Peter Thiel says it’s him.
The billionaire tech entrepreneur has confirmed long-held suspicions that he’s been secretly financing Hulk Hogan’s lawsuit against Gawker Media.
And that’s not the only case he is bankrolling. In an interview with The New York Times on Wednesday, Thiel said he is supporting at least one other lawsuit against the controversial digital media company.
Thiel told The Times that it’s about justice and “deterrence.” Stories published by Gawker have been “very painful and paralyzing for people who were targeted,” including friends of his, he said. “I thought it was worth fighting back.”
Gawker’s now-shuttered tech blog Valleywag previously wrote candidly about Thiel’s business dealings and personal life, publishing a story in 2007 titled, “Peter Thiel is totally gay, people.”
Thiel isn’t alone in his dislike for Gawker. But he is able to use his deep pockets to act on it. A Florida jury recently awarded Hogan $ 140 million in an invasion of privacy case.
Gawker is appealing. But the case continues to be a huge financial threat for its founder Nick Denton, who thought Thiel might be behind it but didn’t know for sure until this week.
Denton told The Times on Wednesday night, “Just because Peter Thiel is a Silicon Valley billionaire, his opinion does not trump our millions of readers who know us for routinely driving big news stories including Hillary Clinton’s secret email account, Bill Cosby’s history with women, the mayor of Toronto as a crack smoker, Tom Cruise’s role within Scientology, the N.F.L. cover-up of domestic abuse by players and just this month the hidden power of Facebook to determine the news you see.”
When reached by CNNMoney, Denton declined to comment further.
Some observers speculated that the revelation of Thiel’s involvement would assist Gawker in its appeals. Others predicted that it would have no impact. Third parties are free to finance others’ legal battles for them.

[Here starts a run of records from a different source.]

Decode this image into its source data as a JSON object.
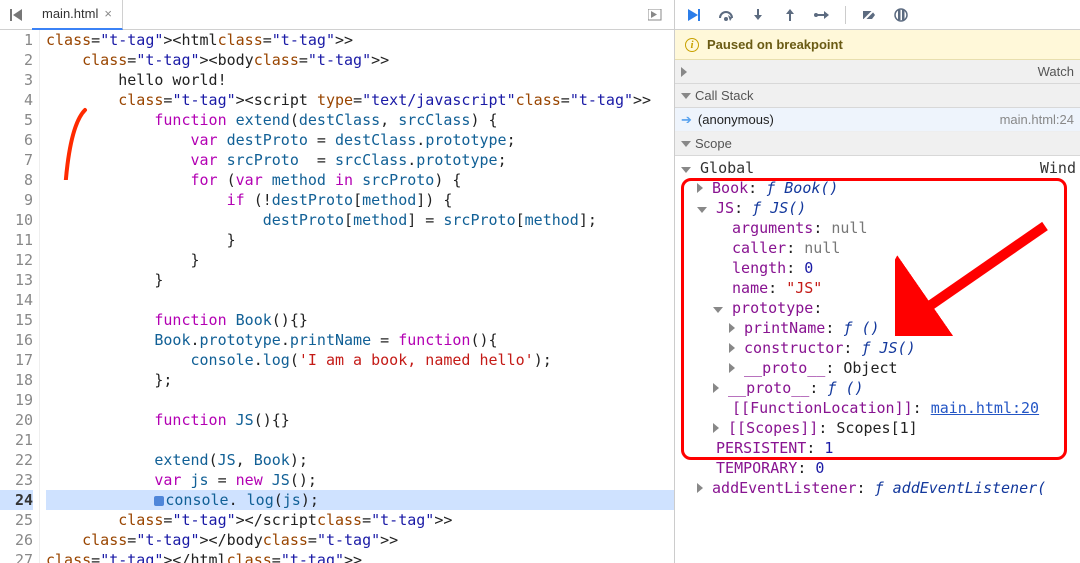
{
  "tab": {
    "name": "main.html",
    "close": "×"
  },
  "code": {
    "lines": [
      "<html>",
      "    <body>",
      "        hello world!",
      "        <script type=\"text/javascript\">",
      "            function extend(destClass, srcClass) {",
      "                var destProto = destClass.prototype;",
      "                var srcProto  = srcClass.prototype;",
      "                for (var method in srcProto) {",
      "                    if (!destProto[method]) {",
      "                        destProto[method] = srcProto[method];",
      "                    }",
      "                }",
      "            }",
      "",
      "            function Book(){}",
      "            Book.prototype.printName = function(){",
      "                console.log('I am a book, named hello');",
      "            };",
      "",
      "            function JS(){}",
      "",
      "            extend(JS, Book);",
      "            var js = new JS();",
      "            console. log(js);",
      "        </script>",
      "    </body>",
      "</html>"
    ],
    "highlight_line": 24
  },
  "banner": {
    "text": "Paused on breakpoint"
  },
  "panes": {
    "watch": "Watch",
    "callstack": "Call Stack",
    "scope": "Scope"
  },
  "stack": {
    "frame": "(anonymous)",
    "location": "main.html:24"
  },
  "scope": {
    "global_label": "Global",
    "global_type": "Wind",
    "rows": [
      {
        "ind": 1,
        "tri": "right",
        "key": "Book",
        "sep": ": ",
        "valA": "ƒ ",
        "valB": "Book()",
        "style": "fn"
      },
      {
        "ind": 1,
        "tri": "down",
        "key": "JS",
        "sep": ": ",
        "valA": "ƒ ",
        "valB": "JS()",
        "style": "fn"
      },
      {
        "ind": 2,
        "tri": "",
        "key": "arguments",
        "sep": ": ",
        "valA": "",
        "valB": "null",
        "style": "val"
      },
      {
        "ind": 2,
        "tri": "",
        "key": "caller",
        "sep": ": ",
        "valA": "",
        "valB": "null",
        "style": "val"
      },
      {
        "ind": 2,
        "tri": "",
        "key": "length",
        "sep": ": ",
        "valA": "",
        "valB": "0",
        "style": "num"
      },
      {
        "ind": 2,
        "tri": "",
        "key": "name",
        "sep": ": ",
        "valA": "",
        "valB": "\"JS\"",
        "style": "str"
      },
      {
        "ind": 2,
        "tri": "down",
        "key": "prototype",
        "sep": ":",
        "valA": "",
        "valB": "",
        "style": "obj"
      },
      {
        "ind": 3,
        "tri": "right",
        "key": "printName",
        "sep": ": ",
        "valA": "ƒ ",
        "valB": "()",
        "style": "fn"
      },
      {
        "ind": 3,
        "tri": "right",
        "key": "constructor",
        "sep": ": ",
        "valA": "ƒ ",
        "valB": "JS()",
        "style": "fn"
      },
      {
        "ind": 3,
        "tri": "right",
        "key": "__proto__",
        "sep": ": ",
        "valA": "",
        "valB": "Object",
        "style": "obj"
      },
      {
        "ind": 2,
        "tri": "right",
        "key": "__proto__",
        "sep": ": ",
        "valA": "ƒ ",
        "valB": "()",
        "style": "fn"
      },
      {
        "ind": 2,
        "tri": "",
        "key": "[[FunctionLocation]]",
        "sep": ": ",
        "valA": "",
        "valB": "main.html:20",
        "style": "link"
      },
      {
        "ind": 2,
        "tri": "right",
        "key": "[[Scopes]]",
        "sep": ": ",
        "valA": "",
        "valB": "Scopes[1]",
        "style": "obj"
      },
      {
        "ind": 1,
        "tri": "",
        "key": "PERSISTENT",
        "sep": ": ",
        "valA": "",
        "valB": "1",
        "style": "num"
      },
      {
        "ind": 1,
        "tri": "",
        "key": "TEMPORARY",
        "sep": ": ",
        "valA": "",
        "valB": "0",
        "style": "num"
      },
      {
        "ind": 1,
        "tri": "right",
        "key": "addEventListener",
        "sep": ": ",
        "valA": "ƒ ",
        "valB": "addEventListener(",
        "style": "fn"
      }
    ]
  }
}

Thiel would not comment on how much he has spent so far, but the Hogan case has been going on for several years. A $ 10 million estimate is “roughly in the ballpark,” he told The Times.
“This is not a business venture,” he added.
The attorney representing Hogan, Charles Harder, is involved in two other suits against Gawker.
On Tuesday morning, Denton’s suspicion about a secret financial backer was shared publicly by Times columnist Andrew Ross Sorkin. Later that day, Forbes reported that it was Thiel, citing anonymous sources. A Thiel spokesperson declined to comment to CNNMoney on Wednesday.
In Sorkin’s followup article on Wednesday night, Thiel said, “I figured it would eventually come out.” But he did not explain why he kept it a secret for years.
In a quote that was widely ridiculed by journalists on Twitter, Thiel said he considered his bankrolling of the Hogan suit to be “one of my greater philanthropic things that I’ve done. I think of it in those terms.”
The invasion of privacy suit, revolving around a blog post about a Hogan sex tape, has certainly placed Gawker on the defensive. It’s also fueled public discussion about the right to privacy versus freedom of the press.
But the news of Thiel’s involvement has set journalists outside the company abuzz about the potential chilling effects of a billionaire secretly funding court cases to cripple a news outlet.
“Petty, vindictive billionaires like Thiel literally have the power to destroy media outlets in secret,” Pulitzer Prize winner Glenn Greenwald tweeted on Wednesday.
“You may not like Gawker. They’ve published stories I would have been ashamed to publish,” Talking Points Memo publisher Josh Marshall wrote. “But if the extremely wealthy, under a veil secrecy, can destroy publications they want to silence, that’s a far bigger threat to freedom of the press than most of the things we commonly worry about on that front.”
Jack Shafer, a columnist for Politico, wrote cheekily, “By secretly investing in the Hogan lawsuit, Thiel has done the impossible: He’s made us sympathize with Gawker.”
— Tom Kludt contributed reporting.